I got home safely at 4.30 an hour later but a pleasant journey. Just past Lincoln an aeroplane swooped down low over the train & came to ground in a field alongside.
I cycled up from the Station found Muriel & Father at home - Mother out at the Church working party & Poppy of course at the office. Father had had a telegram earlier in the day & has to report in London at the Y.M.C.A. headquarters on Friday - & he looks quite a lot better than the last time I saw him.
Had a quiet evening indoors - only going out to the garden to see the search lights at work at the Air Depot - At ten oclock the electric lights timed gradually twice- the Syn Zepps were about - & later a policeman came & told us to put all our lights out, so we went to bed by candle lights - the candles wells screened. However the Zepps did not get very near altho they were at Hull.
Have done little to-day went down town with Muriel Tues morning I cashed my cheque My first pay (except Mr Burton's small amount) since leaving Berlin & I am afraid it is all earmarked for payment - in fact I will hardly get through next term without borrowing from Muriel again. Paid my tailors bill. This afternoon I cycled round by the common- great aerial activity. Ten machines & hangars to every one they had when I left - & quite a member of permanent brick ones being built. Muriel & her friend Millie Wood (the singer) took little Betty Morris to the picture show & they all came in for tea. I undertook a short game at hide & seek with Betty afterwards.
Ian was writing this morning asking for your address. He has had one of their buttons mounted for you. There is no further word from Robin another of his platoon have developed measles, so his release from quarantine will be delayed again. He may go to Cambridge for his training when he does get over.
I have nearly read a whole book through to-day - rather a record after only getting through one in ten weeks. This is one of Ian Hay's light but very good "A Knight on Wheels" He praises Kipling a lot on one chapter & especially "The Day's Word" which reminds me that I had a letter from your Uncle in Minaki this week. He talks of possibly coming over the England in July Depends I suppose on the success of his year's business.
Thanks for the stamps you enclosed. Am glad that you are able to get to Mr Hayne's classes especially as they are special adult classes. He ought to be able to make them very helpful and instructive. Fifteen is rather a big number of adults from one church.
Muriel was telling me of some Canadian expressions which Pauline had told her of. One was "Trunking" I told her I had never heard it all & then Poppy said you had used it in a letter to her.I certainly never remember either you or anyone using it.

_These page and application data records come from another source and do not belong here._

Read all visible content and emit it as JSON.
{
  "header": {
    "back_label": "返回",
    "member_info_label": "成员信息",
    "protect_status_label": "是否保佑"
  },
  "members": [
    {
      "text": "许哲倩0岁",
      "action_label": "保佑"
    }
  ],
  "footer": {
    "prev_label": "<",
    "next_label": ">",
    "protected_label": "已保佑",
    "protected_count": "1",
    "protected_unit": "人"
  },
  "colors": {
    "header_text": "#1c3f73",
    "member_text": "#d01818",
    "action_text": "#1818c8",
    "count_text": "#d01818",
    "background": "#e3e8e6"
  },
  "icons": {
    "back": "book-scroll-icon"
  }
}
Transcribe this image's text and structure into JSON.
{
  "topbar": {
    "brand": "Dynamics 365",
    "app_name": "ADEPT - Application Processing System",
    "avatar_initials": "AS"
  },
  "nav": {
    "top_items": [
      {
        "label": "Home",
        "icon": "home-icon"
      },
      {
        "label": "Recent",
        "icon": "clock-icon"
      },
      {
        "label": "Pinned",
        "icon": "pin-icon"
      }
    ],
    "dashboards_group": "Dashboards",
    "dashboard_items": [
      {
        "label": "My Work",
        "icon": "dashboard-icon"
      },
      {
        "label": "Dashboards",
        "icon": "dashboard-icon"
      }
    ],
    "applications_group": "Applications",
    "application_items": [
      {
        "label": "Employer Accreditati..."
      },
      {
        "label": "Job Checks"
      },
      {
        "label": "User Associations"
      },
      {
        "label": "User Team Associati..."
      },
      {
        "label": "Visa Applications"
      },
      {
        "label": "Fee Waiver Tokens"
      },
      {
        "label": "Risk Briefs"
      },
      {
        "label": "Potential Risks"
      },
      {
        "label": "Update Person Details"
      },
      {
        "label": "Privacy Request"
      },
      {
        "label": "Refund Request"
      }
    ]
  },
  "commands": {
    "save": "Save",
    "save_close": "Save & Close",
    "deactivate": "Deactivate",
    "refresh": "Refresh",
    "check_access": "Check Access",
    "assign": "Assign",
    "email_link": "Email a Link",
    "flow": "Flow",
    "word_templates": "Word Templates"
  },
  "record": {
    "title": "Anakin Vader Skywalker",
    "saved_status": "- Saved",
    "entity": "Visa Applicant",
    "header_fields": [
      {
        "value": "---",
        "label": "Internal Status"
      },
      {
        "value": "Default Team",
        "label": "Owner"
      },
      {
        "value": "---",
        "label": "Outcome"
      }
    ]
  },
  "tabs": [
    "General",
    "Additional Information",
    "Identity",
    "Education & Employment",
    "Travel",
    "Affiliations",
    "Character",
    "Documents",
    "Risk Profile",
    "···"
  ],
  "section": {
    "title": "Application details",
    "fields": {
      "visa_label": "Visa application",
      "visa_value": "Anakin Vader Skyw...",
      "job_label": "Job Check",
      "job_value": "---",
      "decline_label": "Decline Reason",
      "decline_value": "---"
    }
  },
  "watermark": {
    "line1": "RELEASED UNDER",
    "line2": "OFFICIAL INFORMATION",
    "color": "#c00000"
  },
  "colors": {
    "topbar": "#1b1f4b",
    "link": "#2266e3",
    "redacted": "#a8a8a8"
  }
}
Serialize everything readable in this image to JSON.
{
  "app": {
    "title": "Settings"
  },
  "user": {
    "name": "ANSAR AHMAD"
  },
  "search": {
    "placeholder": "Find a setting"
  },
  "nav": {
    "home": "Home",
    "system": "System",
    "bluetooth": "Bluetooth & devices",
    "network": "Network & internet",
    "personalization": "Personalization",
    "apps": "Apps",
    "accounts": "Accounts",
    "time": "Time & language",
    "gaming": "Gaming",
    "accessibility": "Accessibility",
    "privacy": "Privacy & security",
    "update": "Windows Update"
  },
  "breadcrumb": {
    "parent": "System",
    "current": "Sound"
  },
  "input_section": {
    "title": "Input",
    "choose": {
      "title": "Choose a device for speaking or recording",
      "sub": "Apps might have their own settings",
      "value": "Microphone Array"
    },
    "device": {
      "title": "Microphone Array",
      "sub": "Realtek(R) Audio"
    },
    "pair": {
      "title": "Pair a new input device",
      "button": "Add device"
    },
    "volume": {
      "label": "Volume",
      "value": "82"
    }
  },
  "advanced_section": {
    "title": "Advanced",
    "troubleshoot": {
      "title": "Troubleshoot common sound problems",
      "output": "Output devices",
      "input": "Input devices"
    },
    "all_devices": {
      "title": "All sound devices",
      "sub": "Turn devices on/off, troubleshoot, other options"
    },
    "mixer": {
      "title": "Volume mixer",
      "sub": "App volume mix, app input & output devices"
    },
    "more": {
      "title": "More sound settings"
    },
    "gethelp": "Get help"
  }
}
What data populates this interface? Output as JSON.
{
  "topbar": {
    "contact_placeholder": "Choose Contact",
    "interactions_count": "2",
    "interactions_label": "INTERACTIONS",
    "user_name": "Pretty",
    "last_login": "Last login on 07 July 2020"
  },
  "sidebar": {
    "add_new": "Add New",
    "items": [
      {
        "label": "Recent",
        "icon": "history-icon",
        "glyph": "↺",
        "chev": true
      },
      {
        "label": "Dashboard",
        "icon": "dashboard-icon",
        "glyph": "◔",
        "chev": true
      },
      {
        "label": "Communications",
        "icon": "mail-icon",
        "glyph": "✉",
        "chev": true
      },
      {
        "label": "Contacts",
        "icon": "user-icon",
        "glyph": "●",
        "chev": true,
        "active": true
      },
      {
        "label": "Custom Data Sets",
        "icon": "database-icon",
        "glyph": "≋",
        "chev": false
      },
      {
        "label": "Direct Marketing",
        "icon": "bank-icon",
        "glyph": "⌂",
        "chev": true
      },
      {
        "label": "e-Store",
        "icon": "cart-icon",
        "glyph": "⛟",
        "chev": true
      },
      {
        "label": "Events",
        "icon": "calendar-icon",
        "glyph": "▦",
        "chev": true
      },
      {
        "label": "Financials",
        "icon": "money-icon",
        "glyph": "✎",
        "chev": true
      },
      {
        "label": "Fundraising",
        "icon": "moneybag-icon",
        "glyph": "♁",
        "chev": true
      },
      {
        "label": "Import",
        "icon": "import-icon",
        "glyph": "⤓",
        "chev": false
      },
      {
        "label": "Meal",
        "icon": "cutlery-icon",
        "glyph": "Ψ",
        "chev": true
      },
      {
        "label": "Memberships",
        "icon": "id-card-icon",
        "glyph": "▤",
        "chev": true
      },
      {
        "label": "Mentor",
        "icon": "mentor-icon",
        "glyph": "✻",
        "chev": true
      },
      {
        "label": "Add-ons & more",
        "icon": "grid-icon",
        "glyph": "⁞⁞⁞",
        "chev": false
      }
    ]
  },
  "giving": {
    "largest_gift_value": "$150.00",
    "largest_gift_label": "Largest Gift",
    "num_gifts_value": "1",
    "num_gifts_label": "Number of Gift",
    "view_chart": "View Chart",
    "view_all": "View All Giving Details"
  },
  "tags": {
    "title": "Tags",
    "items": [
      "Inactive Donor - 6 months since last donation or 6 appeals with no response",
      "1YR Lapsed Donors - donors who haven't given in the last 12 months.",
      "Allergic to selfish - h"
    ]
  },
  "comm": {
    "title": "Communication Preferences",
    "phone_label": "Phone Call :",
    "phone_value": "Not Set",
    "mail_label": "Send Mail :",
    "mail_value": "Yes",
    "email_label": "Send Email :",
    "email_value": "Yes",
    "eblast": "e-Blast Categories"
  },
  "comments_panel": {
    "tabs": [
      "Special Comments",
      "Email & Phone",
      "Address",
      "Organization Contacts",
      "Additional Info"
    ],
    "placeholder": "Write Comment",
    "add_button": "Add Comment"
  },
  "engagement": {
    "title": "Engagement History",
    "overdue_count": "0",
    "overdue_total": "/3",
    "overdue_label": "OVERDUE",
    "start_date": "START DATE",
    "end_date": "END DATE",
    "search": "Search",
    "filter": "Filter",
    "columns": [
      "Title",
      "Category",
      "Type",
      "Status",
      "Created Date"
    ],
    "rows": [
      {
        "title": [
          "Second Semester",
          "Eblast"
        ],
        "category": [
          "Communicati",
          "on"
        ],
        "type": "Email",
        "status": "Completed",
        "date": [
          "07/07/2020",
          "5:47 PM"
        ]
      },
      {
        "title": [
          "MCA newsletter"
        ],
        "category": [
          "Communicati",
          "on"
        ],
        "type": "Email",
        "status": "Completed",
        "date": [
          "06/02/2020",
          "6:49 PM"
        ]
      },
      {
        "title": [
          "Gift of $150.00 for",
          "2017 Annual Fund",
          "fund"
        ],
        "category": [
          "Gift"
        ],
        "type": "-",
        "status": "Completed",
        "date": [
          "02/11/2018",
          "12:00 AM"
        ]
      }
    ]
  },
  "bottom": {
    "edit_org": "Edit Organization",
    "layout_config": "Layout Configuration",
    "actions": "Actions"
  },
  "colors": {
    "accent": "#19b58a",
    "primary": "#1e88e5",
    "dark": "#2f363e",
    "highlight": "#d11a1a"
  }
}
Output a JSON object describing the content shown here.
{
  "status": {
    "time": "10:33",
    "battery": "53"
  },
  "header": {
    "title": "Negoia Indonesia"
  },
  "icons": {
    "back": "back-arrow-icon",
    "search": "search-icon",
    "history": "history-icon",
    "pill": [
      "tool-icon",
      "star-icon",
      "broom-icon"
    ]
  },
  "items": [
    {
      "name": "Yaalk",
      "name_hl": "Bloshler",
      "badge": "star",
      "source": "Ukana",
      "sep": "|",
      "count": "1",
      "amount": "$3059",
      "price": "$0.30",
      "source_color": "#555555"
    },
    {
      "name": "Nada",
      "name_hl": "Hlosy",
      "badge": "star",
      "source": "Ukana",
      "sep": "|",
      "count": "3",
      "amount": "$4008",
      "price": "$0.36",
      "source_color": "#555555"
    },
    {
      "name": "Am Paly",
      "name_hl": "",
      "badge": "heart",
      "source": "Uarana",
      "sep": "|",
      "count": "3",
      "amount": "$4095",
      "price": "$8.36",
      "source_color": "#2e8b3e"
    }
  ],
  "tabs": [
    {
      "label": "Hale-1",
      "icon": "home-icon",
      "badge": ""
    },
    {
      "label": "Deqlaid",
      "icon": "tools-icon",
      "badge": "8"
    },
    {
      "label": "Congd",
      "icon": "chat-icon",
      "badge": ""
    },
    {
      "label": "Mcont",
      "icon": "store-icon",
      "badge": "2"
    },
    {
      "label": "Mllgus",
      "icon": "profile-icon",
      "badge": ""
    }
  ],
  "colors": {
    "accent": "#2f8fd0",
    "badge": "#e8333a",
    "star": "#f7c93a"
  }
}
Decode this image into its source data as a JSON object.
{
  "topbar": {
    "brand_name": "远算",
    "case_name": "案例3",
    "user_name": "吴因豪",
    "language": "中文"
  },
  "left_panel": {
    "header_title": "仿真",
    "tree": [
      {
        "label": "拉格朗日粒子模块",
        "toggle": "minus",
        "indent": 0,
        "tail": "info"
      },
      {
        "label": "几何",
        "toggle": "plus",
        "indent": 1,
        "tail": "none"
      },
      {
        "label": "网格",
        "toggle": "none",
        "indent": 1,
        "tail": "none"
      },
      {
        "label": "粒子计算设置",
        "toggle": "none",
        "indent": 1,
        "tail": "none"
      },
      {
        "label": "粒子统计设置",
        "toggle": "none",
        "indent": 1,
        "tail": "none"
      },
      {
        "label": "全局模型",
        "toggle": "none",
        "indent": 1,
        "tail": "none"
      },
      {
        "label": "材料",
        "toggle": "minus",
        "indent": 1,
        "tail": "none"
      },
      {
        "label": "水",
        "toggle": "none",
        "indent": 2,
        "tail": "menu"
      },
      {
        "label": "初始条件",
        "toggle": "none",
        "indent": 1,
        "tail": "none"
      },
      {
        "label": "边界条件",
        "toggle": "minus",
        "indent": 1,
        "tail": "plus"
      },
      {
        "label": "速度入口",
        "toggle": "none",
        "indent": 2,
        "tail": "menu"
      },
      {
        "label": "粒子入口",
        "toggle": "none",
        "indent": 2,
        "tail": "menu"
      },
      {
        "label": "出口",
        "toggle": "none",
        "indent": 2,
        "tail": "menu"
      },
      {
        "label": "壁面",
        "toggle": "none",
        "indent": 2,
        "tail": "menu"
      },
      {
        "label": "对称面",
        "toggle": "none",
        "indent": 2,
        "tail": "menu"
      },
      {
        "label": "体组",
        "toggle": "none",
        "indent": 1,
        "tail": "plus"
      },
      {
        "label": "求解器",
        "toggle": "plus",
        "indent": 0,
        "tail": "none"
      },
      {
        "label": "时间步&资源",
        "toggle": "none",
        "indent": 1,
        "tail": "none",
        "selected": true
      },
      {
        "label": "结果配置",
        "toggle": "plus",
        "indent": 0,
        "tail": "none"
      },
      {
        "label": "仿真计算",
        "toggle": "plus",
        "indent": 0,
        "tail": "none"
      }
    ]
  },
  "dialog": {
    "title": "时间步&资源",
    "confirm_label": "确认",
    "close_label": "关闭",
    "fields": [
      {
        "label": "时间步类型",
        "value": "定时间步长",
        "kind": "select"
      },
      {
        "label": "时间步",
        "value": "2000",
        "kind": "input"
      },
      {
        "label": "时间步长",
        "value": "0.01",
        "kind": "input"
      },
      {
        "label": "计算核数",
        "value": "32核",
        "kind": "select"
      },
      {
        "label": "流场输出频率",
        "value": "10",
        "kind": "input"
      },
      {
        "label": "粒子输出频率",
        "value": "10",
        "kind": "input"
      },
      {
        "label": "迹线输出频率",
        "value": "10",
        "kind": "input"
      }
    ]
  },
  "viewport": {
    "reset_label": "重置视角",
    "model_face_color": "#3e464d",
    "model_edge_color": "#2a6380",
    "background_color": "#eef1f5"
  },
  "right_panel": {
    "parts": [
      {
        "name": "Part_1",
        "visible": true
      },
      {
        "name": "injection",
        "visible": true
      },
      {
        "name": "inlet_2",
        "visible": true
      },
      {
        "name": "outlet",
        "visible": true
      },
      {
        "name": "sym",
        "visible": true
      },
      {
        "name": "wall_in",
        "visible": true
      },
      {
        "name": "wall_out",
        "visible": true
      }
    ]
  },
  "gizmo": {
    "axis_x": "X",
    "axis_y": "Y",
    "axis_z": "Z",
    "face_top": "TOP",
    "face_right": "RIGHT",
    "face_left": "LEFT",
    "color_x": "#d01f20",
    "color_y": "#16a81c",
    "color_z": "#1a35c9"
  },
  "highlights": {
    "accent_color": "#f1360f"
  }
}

As you say - was news seems very plentiful these days - there is always something exciting in the papers and one the whole it seems very hopeful news.
Coming back here there are still more signs of the going away of the men folk. Women are now acting as motor men of the street cars as well as conductors. It is not at all a pleasant feeling for a young man to be in civilian clothes.
I must close - Hope you all keep very well. Kind regards to everyone.
With best love